As the Committee is aware, Mr. Spaak on behalf of the Belgian Government, has several times asked for assurances with respect to the intentions of the U.S. and U.K. Governments in implementing Section 9a of the agreement of September 26, 1944, which provides for participation by the Belgian Government on equitable terms in the utilization of Belgian Congo ore when such ore is used for commercial purposes. It is apparent that Mr. Spaak needs something of the kind to strengthen his hand vis-à-vis both the nationalistic and Communist elements in Belgium. On January 19, 1948, the Belgian Ambassador at Washington, on behalf of Mr. Spaak, asked the Secretary of State whether the agreements respecting uranium might now be made public and whether the time had now arrived when Section 9a of the agreement would become operative.7 In oral elaboration of his remarks the Ambassador suggested that even if atomic energy were not now practicable for beneficial applications, nevertheless there might be studies in progress in which the Belgians could usefully participate, within the spirit of the Belgian-U.S.-U.K. Agreement.

The Secretary’s reply to the Belgian’s inquiries is attached.8 In brief, this Government did not consider that disclosures about the agreements should be made at that time. With respect to fulfillment of Section 9a of the Agreement, the Secretary reiterated that the U.S. intended to fulfill its obligations but that the era of commercial applications [Page 727] envisaged by Section 9a was still remote. We did, however, perceive that there might be some special benefit to Belgium in consultation on the use of radioisotopes. The Secretary suggested that the Belgians send scientific representatives here to discuss informally developments in the production and use of these isotopes, and also indicated that this Government should be able to give the Belgian representatives at that time “a clearer idea as to the nature and difficulty of some of the problems which must be solved before there is any prospect of the utilization of atomic energy for commercial purposes.”

During the visit here of Mr. Spaak in April,9 Minister de Groote,10 who accompanied the Prime Minister, took up these further discussions with representatives of the Department of State.
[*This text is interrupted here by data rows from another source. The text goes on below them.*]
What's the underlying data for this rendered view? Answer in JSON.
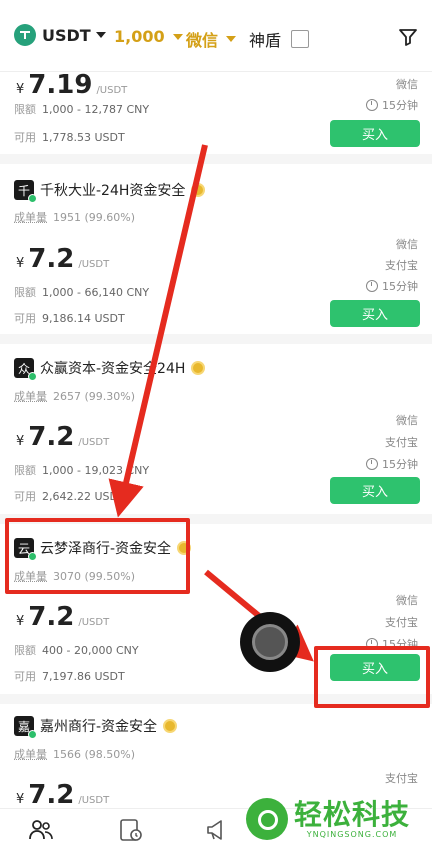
{
  "topbar": {
    "coin": "USDT",
    "amount": "1,000",
    "payment": "微信",
    "shield": "神盾"
  },
  "labels": {
    "orders": "成单量",
    "limit": "限额",
    "available": "可用",
    "unit": "/USDT",
    "yen": "¥",
    "buy": "买入"
  },
  "offers": [
    {
      "price": "7.19",
      "limit": "1,000 - 12,787 CNY",
      "available": "1,778.53 USDT",
      "payments": [
        "微信"
      ],
      "time": "15分钟"
    },
    {
      "avatar": "千",
      "name": "千秋大业-24H资金安全",
      "orders": "1951 (99.60%)",
      "price": "7.2",
      "limit": "1,000 - 66,140 CNY",
      "available": "9,186.14 USDT",
      "payments": [
        "微信",
        "支付宝"
      ],
      "time": "15分钟"
    },
    {
      "avatar": "众",
      "name": "众赢资本-资金安全24H",
      "orders": "2657 (99.30%)",
      "price": "7.2",
      "limit": "1,000 - 19,023 CNY",
      "available": "2,642.22 USDT",
      "payments": [
        "微信",
        "支付宝"
      ],
      "time": "15分钟"
    },
    {
      "avatar": "云",
      "name": "云梦泽商行-资金安全",
      "orders": "3070 (99.50%)",
      "price": "7.2",
      "limit": "400 - 20,000 CNY",
      "available": "7,197.86 USDT",
      "payments": [
        "微信",
        "支付宝"
      ],
      "time": "15分钟"
    },
    {
      "avatar": "嘉",
      "name": "嘉州商行-资金安全",
      "orders": "1566 (98.50%)",
      "price": "7.2",
      "payments": [
        "支付宝"
      ]
    }
  ],
  "watermark": {
    "cn": "轻松科技",
    "en": "YNQINGSONG.COM"
  },
  "colors": {
    "accent": "#d4a017",
    "buy": "#2ec26e",
    "annotation": "#e52b1f",
    "watermark": "#3cb13c"
  },
  "icons": {
    "coin": "tether-logo",
    "filter": "funnel-icon",
    "nav": [
      "people-icon",
      "orders-clock-icon",
      "megaphone-icon"
    ]
  }
}
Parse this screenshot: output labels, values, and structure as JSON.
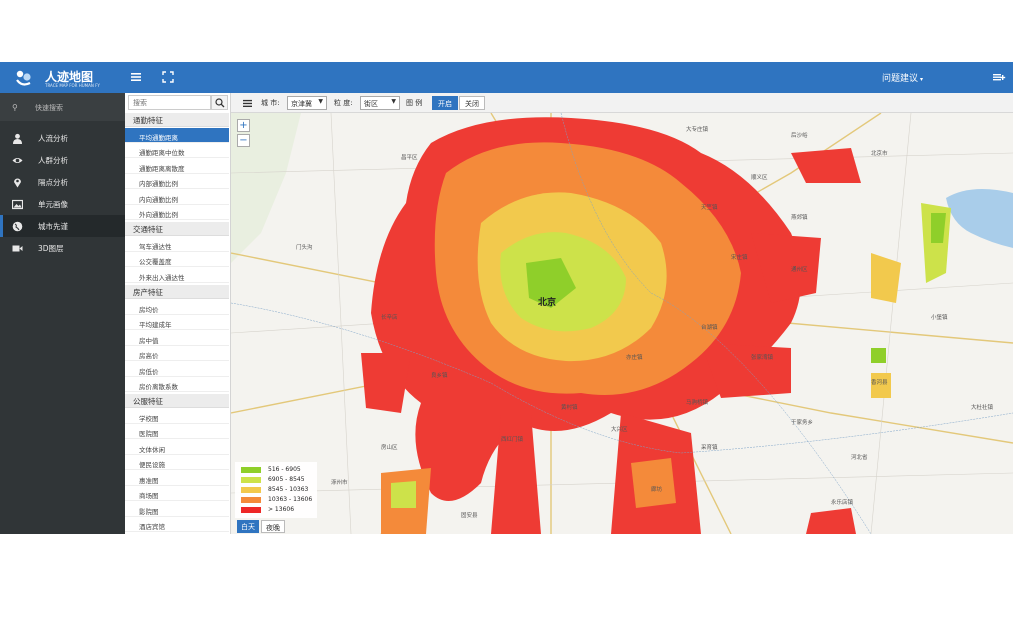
{
  "header": {
    "app_title": "人迹地图",
    "app_subtitle": "TRACE MAP FOR HUMAN FY",
    "feedback_label": "问题建议",
    "feedback_suffix": "▾",
    "accent_color": "#2f74c0"
  },
  "sidebar": {
    "quick_search_label": "快速搜索",
    "items": [
      {
        "label": "人流分析",
        "icon": "user-icon"
      },
      {
        "label": "人群分析",
        "icon": "eye-icon"
      },
      {
        "label": "隔点分析",
        "icon": "map-pin-icon"
      },
      {
        "label": "单元画像",
        "icon": "image-icon"
      },
      {
        "label": "城市先谨",
        "icon": "globe-icon",
        "active": true
      },
      {
        "label": "3D图层",
        "icon": "video-icon"
      }
    ]
  },
  "category_panel": {
    "search_placeholder": "搜索",
    "groups": [
      {
        "title": "通勤特征",
        "items": [
          "平均通勤距离",
          "通勤距离中位数",
          "通勤距离离散度",
          "内部通勤比例",
          "内向通勤比例",
          "外向通勤比例"
        ],
        "active_index": 0
      },
      {
        "title": "交通特征",
        "items": [
          "驾车通达性",
          "公交覆盖度",
          "外来出入通达性"
        ]
      },
      {
        "title": "房产特征",
        "items": [
          "房均价",
          "平均建成年",
          "房中值",
          "房高价",
          "房低价",
          "房价离散系数"
        ]
      },
      {
        "title": "公服特征",
        "items": [
          "学校图",
          "医院图",
          "文体休闲",
          "便民设施",
          "惠准图",
          "商场图",
          "影院图",
          "酒店宾馆"
        ]
      }
    ]
  },
  "toolbar": {
    "city_label": "城 市:",
    "city_value": "京津冀",
    "granularity_label": "粒 度:",
    "granularity_value": "街区",
    "legend_label": "图 例",
    "legend_on": "开启",
    "legend_off": "关闭"
  },
  "map": {
    "zoom_in": "+",
    "zoom_out": "−",
    "center_label": "北京",
    "places": [
      "大专庄镇",
      "后沙峪",
      "北京市",
      "天竺镇",
      "通州区",
      "大兴区",
      "房山区",
      "门头沟",
      "昌平区",
      "顺义区",
      "大杜社镇",
      "香河县",
      "燕郊镇",
      "河北省",
      "固安县",
      "涿州市",
      "廊坊",
      "良乡镇",
      "长辛店",
      "西红门镇",
      "亦庄镇",
      "马驹桥镇",
      "宋庄镇",
      "台湖镇",
      "张家湾镇",
      "黄村镇",
      "采育镇",
      "于家务乡",
      "永乐店镇",
      "小堡镇"
    ],
    "legend": [
      {
        "range": "516 - 6905",
        "color": "#8fcf2a"
      },
      {
        "range": "6905 - 8545",
        "color": "#cde24a"
      },
      {
        "range": "8545 - 10363",
        "color": "#f2c94d"
      },
      {
        "range": "10363 - 13606",
        "color": "#f48a3a"
      },
      {
        "range": "> 13606",
        "color": "#ee2727"
      }
    ],
    "day_label": "白天",
    "night_label": "夜晚"
  }
}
Subject to confirmation by the Belgians it is now planned that there will be informal scientific consultations in Washington in the latter part of August. He appeared to understand and to approve the range of the projected talks. He indicated that in confirming the Secretary’s letter the Belgians might attempt some formulation of their informational requirements. This communication is now awaited.

The British Government has been kept currently informed and has agreed to name representatives to participate in these conversations.

  1. Ante, p. 679.
  2. Ante, p. 679.
  3. Not printed.
  4. Tab B, not printed, expressed regret at the resignation of Lord Inverchapel and expressed appreciation of his contribution.
  5. Not printed.
  6. Not printed.
  7. Not printed.
  8. “Area 8” refers to the 8th point of the report of the Subgroup on technical cooperation, approved by the Combined Policy Committee at its meeting of January 7, 1948. Area 8 was “The Design of Natural Uranium Reactors in which the power generated is not wasted.” For text of the report, see Foreign Relations, 1947, vol. i, p. 894. For information regarding the visit of the American scientists, see the Minutes of the Meeting of the United States Members of the Combined Policy Committee, July 6, supra.
  9. Not printed.
  10. For information on the Declassification Guide, see footnote 31, p. 687.
  11. For the Belgian note of January 19, see p. 687.
  12. The reply is contained in telegram 348 to Brussels, March 9, p. 693.
  13. Prime Minister Spaak had accompanied Belgian Prince Regent Charles on a formal visit to the United States in April.
  14. Paul de Groote, Belgian Minister for Economic Coordination and Re-equipment; unofficial assistant to Spaak on atomic energy matters.